Recorded data:
= = = =

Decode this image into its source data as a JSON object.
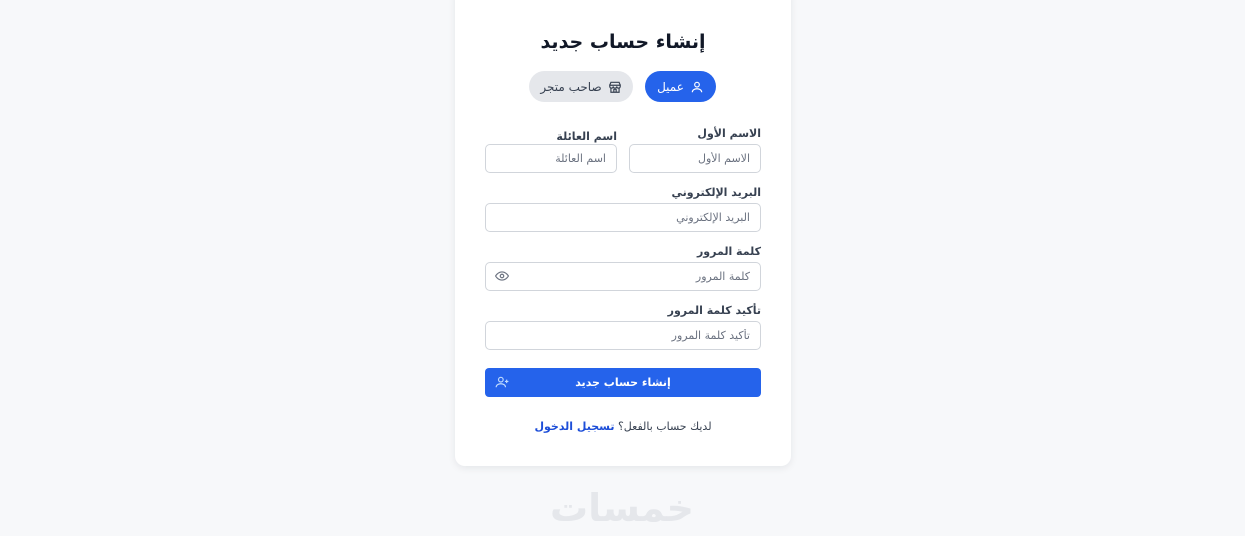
{
  "form": {
    "title": "إنشاء حساب جديد",
    "roles": {
      "customer_label": "عميل",
      "customer_icon": "user-icon",
      "merchant_label": "صاحب متجر",
      "merchant_icon": "store-icon"
    },
    "first_name": {
      "label": "الاسم الأول",
      "placeholder": "الاسم الأول"
    },
    "last_name": {
      "label": "اسم العائلة",
      "placeholder": "اسم العائلة"
    },
    "email": {
      "label": "البريد الإلكتروني",
      "placeholder": "البريد الإلكتروني"
    },
    "password": {
      "label": "كلمة المرور",
      "placeholder": "كلمة المرور",
      "toggle_icon": "eye-icon"
    },
    "confirm_password": {
      "label": "تأكيد كلمة المرور",
      "placeholder": "تأكيد كلمة المرور"
    },
    "submit_label": "إنشاء حساب جديد",
    "submit_icon": "user-plus-icon",
    "footer_text": "لديك حساب بالفعل؟",
    "login_link": "تسجيل الدخول"
  },
  "logo_text": "خمسات",
  "colors": {
    "primary": "#2563eb",
    "background": "#f7f8fa",
    "card": "#ffffff",
    "border": "#d1d5db"
  }
}
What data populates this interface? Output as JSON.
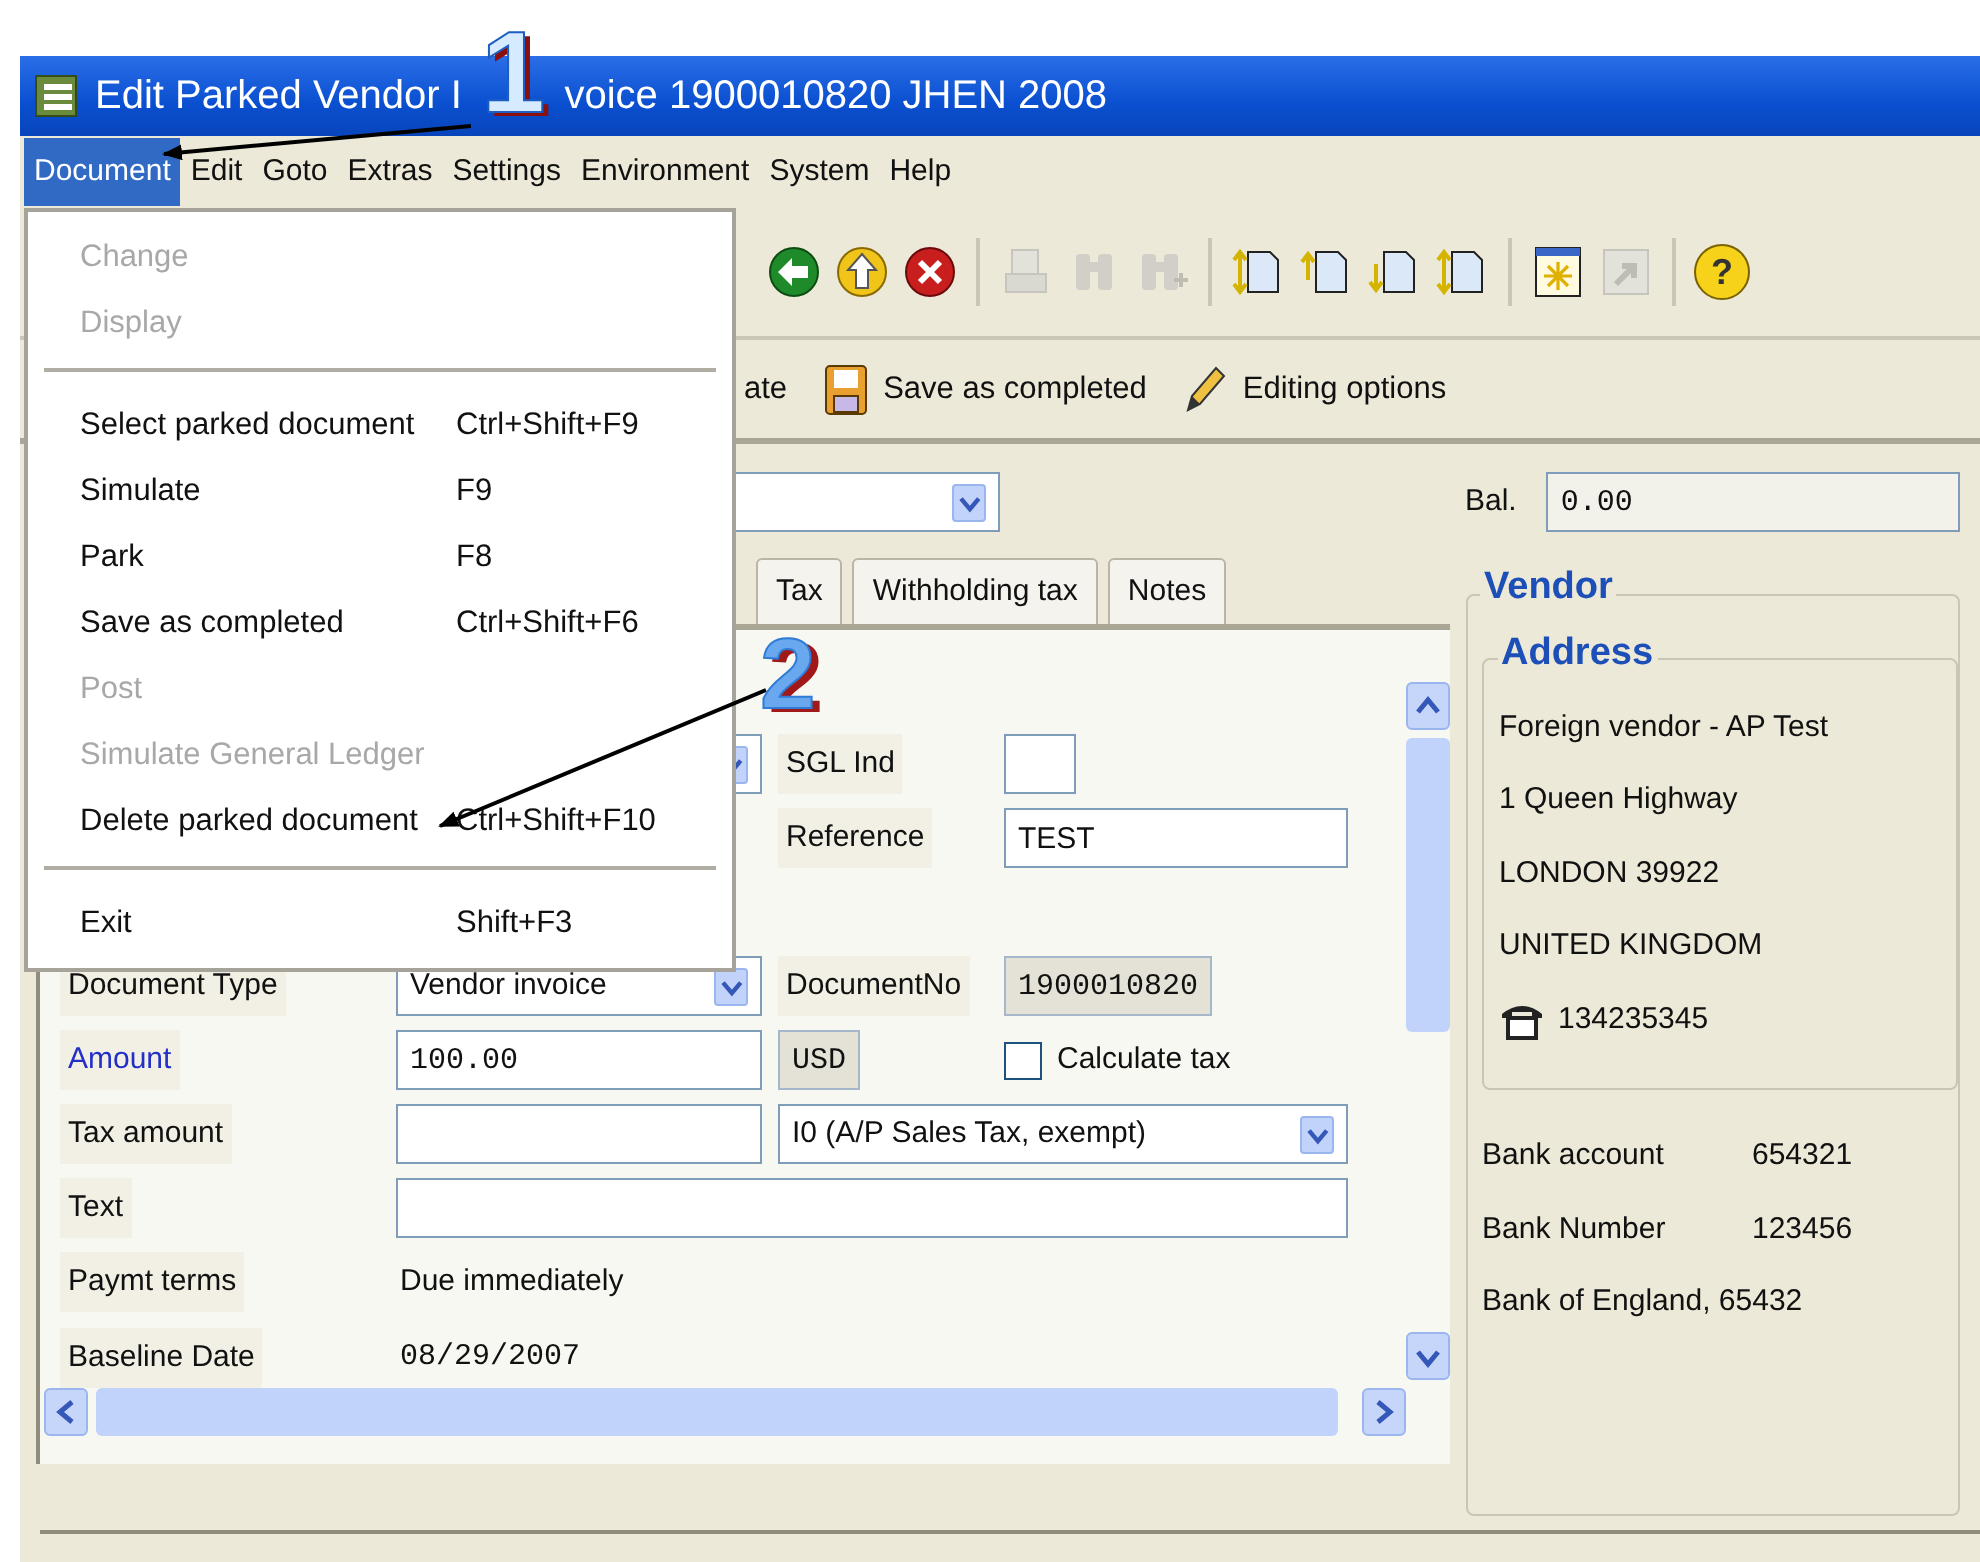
{
  "window": {
    "title_parts": [
      "Edit Parked Vendor I",
      "voice 1900010820 JHEN 2008"
    ]
  },
  "menu_bar": [
    {
      "label": "Document",
      "selected": true
    },
    {
      "label": "Edit",
      "selected": false
    },
    {
      "label": "Goto",
      "selected": false
    },
    {
      "label": "Extras",
      "selected": false
    },
    {
      "label": "Settings",
      "selected": false
    },
    {
      "label": "Environment",
      "selected": false
    },
    {
      "label": "System",
      "selected": false
    },
    {
      "label": "Help",
      "selected": false
    }
  ],
  "dropdown_menu": {
    "items": [
      {
        "kind": "item",
        "label": "Change",
        "disabled": true
      },
      {
        "kind": "item",
        "label": "Display",
        "disabled": true
      },
      {
        "kind": "separator"
      },
      {
        "kind": "item",
        "label": "Select parked document",
        "shortcut": "Ctrl+Shift+F9",
        "disabled": false
      },
      {
        "kind": "item",
        "label": "Simulate",
        "shortcut": "F9",
        "disabled": false
      },
      {
        "kind": "item",
        "label": "Park",
        "shortcut": "F8",
        "disabled": false
      },
      {
        "kind": "item",
        "label": "Save as completed",
        "shortcut": "Ctrl+Shift+F6",
        "disabled": false
      },
      {
        "kind": "item",
        "label": "Post",
        "disabled": true
      },
      {
        "kind": "item",
        "label": "Simulate General Ledger",
        "disabled": true
      },
      {
        "kind": "item",
        "label": "Delete parked document",
        "shortcut": "Ctrl+Shift+F10",
        "disabled": false
      },
      {
        "kind": "separator"
      },
      {
        "kind": "item",
        "label": "Exit",
        "shortcut": "Shift+F3",
        "disabled": false
      }
    ]
  },
  "toolbar": [
    {
      "kind": "back",
      "disabled": false
    },
    {
      "kind": "exit",
      "disabled": false
    },
    {
      "kind": "cancel",
      "disabled": false
    },
    {
      "kind": "separator"
    },
    {
      "kind": "print",
      "disabled": true
    },
    {
      "kind": "find",
      "disabled": true
    },
    {
      "kind": "find_next",
      "disabled": true
    },
    {
      "kind": "separator"
    },
    {
      "kind": "first_page",
      "disabled": false
    },
    {
      "kind": "previous_page",
      "disabled": false
    },
    {
      "kind": "next_page",
      "disabled": false
    },
    {
      "kind": "last_page",
      "disabled": false
    },
    {
      "kind": "separator"
    },
    {
      "kind": "new_session",
      "disabled": false
    },
    {
      "kind": "shortcut",
      "disabled": true
    },
    {
      "kind": "separator"
    },
    {
      "kind": "help",
      "label": "?",
      "disabled": false
    }
  ],
  "app_toolbar": [
    {
      "kind": "text",
      "label": "ate"
    },
    {
      "kind": "save",
      "label": "Save as completed"
    },
    {
      "kind": "edit",
      "label": "Editing options"
    }
  ],
  "balance": {
    "label": "Bal.",
    "value": "0.00"
  },
  "tabs": [
    {
      "label": "Tax",
      "selected": false
    },
    {
      "label": "Withholding tax",
      "selected": false
    },
    {
      "label": "Notes",
      "selected": false
    }
  ],
  "form": {
    "upper_rows": [
      [
        {
          "kind": "gap"
        },
        {
          "kind": "dropdown"
        },
        {
          "kind": "label",
          "text": "SGL Ind"
        },
        {
          "kind": "smallfield"
        }
      ],
      [
        {
          "kind": "gap"
        },
        {
          "kind": "gap"
        },
        {
          "kind": "label",
          "text": "Reference"
        },
        {
          "kind": "field",
          "value": "TEST"
        }
      ]
    ],
    "lower_rows": [
      [
        {
          "kind": "label",
          "text": "Document Type"
        },
        {
          "kind": "dropdown",
          "value": "Vendor invoice"
        },
        {
          "kind": "label",
          "text": "DocumentNo"
        },
        {
          "kind": "output",
          "value": "1900010820"
        }
      ],
      [
        {
          "kind": "linklabel",
          "text": "Amount"
        },
        {
          "kind": "field",
          "value": "100.00"
        },
        {
          "kind": "output",
          "value": "USD"
        },
        {
          "kind": "checkbox",
          "text": "Calculate tax",
          "checked": false
        }
      ],
      [
        {
          "kind": "label",
          "text": "Tax amount"
        },
        {
          "kind": "field"
        },
        {
          "kind": "dropdown",
          "value": "I0 (A/P Sales Tax, exempt)"
        }
      ],
      [
        {
          "kind": "label",
          "text": "Text"
        },
        {
          "kind": "field"
        }
      ],
      [
        {
          "kind": "label",
          "text": "Paymt terms"
        },
        {
          "kind": "static",
          "value": "Due immediately"
        }
      ],
      [
        {
          "kind": "label",
          "text": "Baseline Date"
        },
        {
          "kind": "static",
          "value": "08/29/2007"
        }
      ]
    ]
  },
  "vendor": {
    "title": "Vendor",
    "address": {
      "title": "Address",
      "lines": [
        "Foreign vendor - AP Test",
        "1 Queen Highway",
        "LONDON 39922",
        "UNITED KINGDOM"
      ],
      "phone": "134235345"
    },
    "bank": [
      {
        "label": "Bank account",
        "value": "654321"
      },
      {
        "label": "Bank Number",
        "value": "123456"
      }
    ],
    "bank_name": "Bank of England, 65432"
  },
  "annotations": [
    {
      "label": "1"
    },
    {
      "label": "2"
    }
  ]
}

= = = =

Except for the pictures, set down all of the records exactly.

Decode this image into its source data as a JSON object.
{
  "form": {
    "title": "إنشاء حساب جديد",
    "roles": {
      "customer_label": "عميل",
      "customer_icon": "user-icon",
      "merchant_label": "صاحب متجر",
      "merchant_icon": "store-icon"
    },
    "first_name": {
      "label": "الاسم الأول",
      "placeholder": "الاسم الأول"
    },
    "last_name": {
      "label": "اسم العائلة",
      "placeholder": "اسم العائلة"
    },
    "email": {
      "label": "البريد الإلكتروني",
      "placeholder": "البريد الإلكتروني"
    },
    "password": {
      "label": "كلمة المرور",
      "placeholder": "كلمة المرور",
      "toggle_icon": "eye-icon"
    },
    "confirm_password": {
      "label": "تأكيد كلمة المرور",
      "placeholder": "تأكيد كلمة المرور"
    },
    "submit_label": "إنشاء حساب جديد",
    "submit_icon": "user-plus-icon",
    "footer_text": "لديك حساب بالفعل؟",
    "login_link": "تسجيل الدخول"
  },
  "logo_text": "خمسات",
  "colors": {
    "primary": "#2563eb",
    "background": "#f7f8fa",
    "card": "#ffffff",
    "border": "#d1d5db"
  }
}
What data populates this interface? Output as JSON.
{
  "window": {
    "title_parts": [
      "Edit Parked Vendor I",
      "voice 1900010820 JHEN 2008"
    ]
  },
  "menu_bar": [
    {
      "label": "Document",
      "selected": true
    },
    {
      "label": "Edit",
      "selected": false
    },
    {
      "label": "Goto",
      "selected": false
    },
    {
      "label": "Extras",
      "selected": false
    },
    {
      "label": "Settings",
      "selected": false
    },
    {
      "label": "Environment",
      "selected": false
    },
    {
      "label": "System",
      "selected": false
    },
    {
      "label": "Help",
      "selected": false
    }
  ],
  "dropdown_menu": {
    "items": [
      {
        "kind": "item",
        "label": "Change",
        "disabled": true
      },
      {
        "kind": "item",
        "label": "Display",
        "disabled": true
      },
      {
        "kind": "separator"
      },
      {
        "kind": "item",
        "label": "Select parked document",
        "shortcut": "Ctrl+Shift+F9",
        "disabled": false
      },
      {
        "kind": "item",
        "label": "Simulate",
        "shortcut": "F9",
        "disabled": false
      },
      {
        "kind": "item",
        "label": "Park",
        "shortcut": "F8",
        "disabled": false
      },
      {
        "kind": "item",
        "label": "Save as completed",
        "shortcut": "Ctrl+Shift+F6",
        "disabled": false
      },
      {
        "kind": "item",
        "label": "Post",
        "disabled": true
      },
      {
        "kind": "item",
        "label": "Simulate General Ledger",
        "disabled": true
      },
      {
        "kind": "item",
        "label": "Delete parked document",
        "shortcut": "Ctrl+Shift+F10",
        "disabled": false
      },
      {
        "kind": "separator"
      },
      {
        "kind": "item",
        "label": "Exit",
        "shortcut": "Shift+F3",
        "disabled": false
      }
    ]
  },
  "toolbar": [
    {
      "kind": "back",
      "disabled": false
    },
    {
      "kind": "exit",
      "disabled": false
    },
    {
      "kind": "cancel",
      "disabled": false
    },
    {
      "kind": "separator"
    },
    {
      "kind": "print",
      "disabled": true
    },
    {
      "kind": "find",
      "disabled": true
    },
    {
      "kind": "find_next",
      "disabled": true
    },
    {
      "kind": "separator"
    },
    {
      "kind": "first_page",
      "disabled": false
    },
    {
      "kind": "previous_page",
      "disabled": false
    },
    {
      "kind": "next_page",
      "disabled": false
    },
    {
      "kind": "last_page",
      "disabled": false
    },
    {
      "kind": "separator"
    },
    {
      "kind": "new_session",
      "disabled": false
    },
    {
      "kind": "shortcut",
      "disabled": true
    },
    {
      "kind": "separator"
    },
    {
      "kind": "help",
      "label": "?",
      "disabled": false
    }
  ],
  "app_toolbar": [
    {
      "kind": "text",
      "label": "ate"
    },
    {
      "kind": "save",
      "label": "Save as completed"
    },
    {
      "kind": "edit",
      "label": "Editing options"
    }
  ],
  "balance": {
    "label": "Bal.",
    "value": "0.00"
  },
  "tabs": [
    {
      "label": "Tax",
      "selected": false
    },
    {
      "label": "Withholding tax",
      "selected": false
    },
    {
      "label": "Notes",
      "selected": false
    }
  ],
  "form": {
    "upper_rows": [
      [
        {
          "kind": "gap"
        },
        {
          "kind": "dropdown"
        },
        {
          "kind": "label",
          "text": "SGL Ind"
        },
        {
          "kind": "smallfield"
        }
      ],
      [
        {
          "kind": "gap"
        },
        {
          "kind": "gap"
        },
        {
          "kind": "label",
          "text": "Reference"
        },
        {
          "kind": "field",
          "value": "TEST"
        }
      ]
    ],
    "lower_rows": [
      [
        {
          "kind": "label",
          "text": "Document Type"
        },
        {
          "kind": "dropdown",
          "value": "Vendor invoice"
        },
        {
          "kind": "label",
          "text": "DocumentNo"
        },
        {
          "kind": "output",
          "value": "1900010820"
        }
      ],
      [
        {
          "kind": "linklabel",
          "text": "Amount"
        },
        {
          "kind": "field",
          "value": "100.00"
        },
        {
          "kind": "output",
          "value": "USD"
        },
        {
          "kind": "checkbox",
          "text": "Calculate tax",
          "checked": false
        }
      ],
      [
        {
          "kind": "label",
          "text": "Tax amount"
        },
        {
          "kind": "field"
        },
        {
          "kind": "dropdown",
          "value": "I0 (A/P Sales Tax, exempt)"
        }
      ],
      [
        {
          "kind": "label",
          "text": "Text"
        },
        {
          "kind": "field"
        }
      ],
      [
        {
          "kind": "label",
          "text": "Paymt terms"
        },
        {
          "kind": "static",
          "value": "Due immediately"
        }
      ],
      [
        {
          "kind": "label",
          "text": "Baseline Date"
        },
        {
          "kind": "static",
          "value": "08/29/2007"
        }
      ]
    ]
  },
  "vendor": {
    "title": "Vendor",
    "address": {
      "title": "Address",
      "lines": [
        "Foreign vendor - AP Test",
        "1 Queen Highway",
        "LONDON 39922",
        "UNITED KINGDOM"
      ],
      "phone": "134235345"
    },
    "bank": [
      {
        "label": "Bank account",
        "value": "654321"
      },
      {
        "label": "Bank Number",
        "value": "123456"
      }
    ],
    "bank_name": "Bank of England, 65432"
  },
  "annotations": [
    {
      "label": "1"
    },
    {
      "label": "2"
    }
  ]
}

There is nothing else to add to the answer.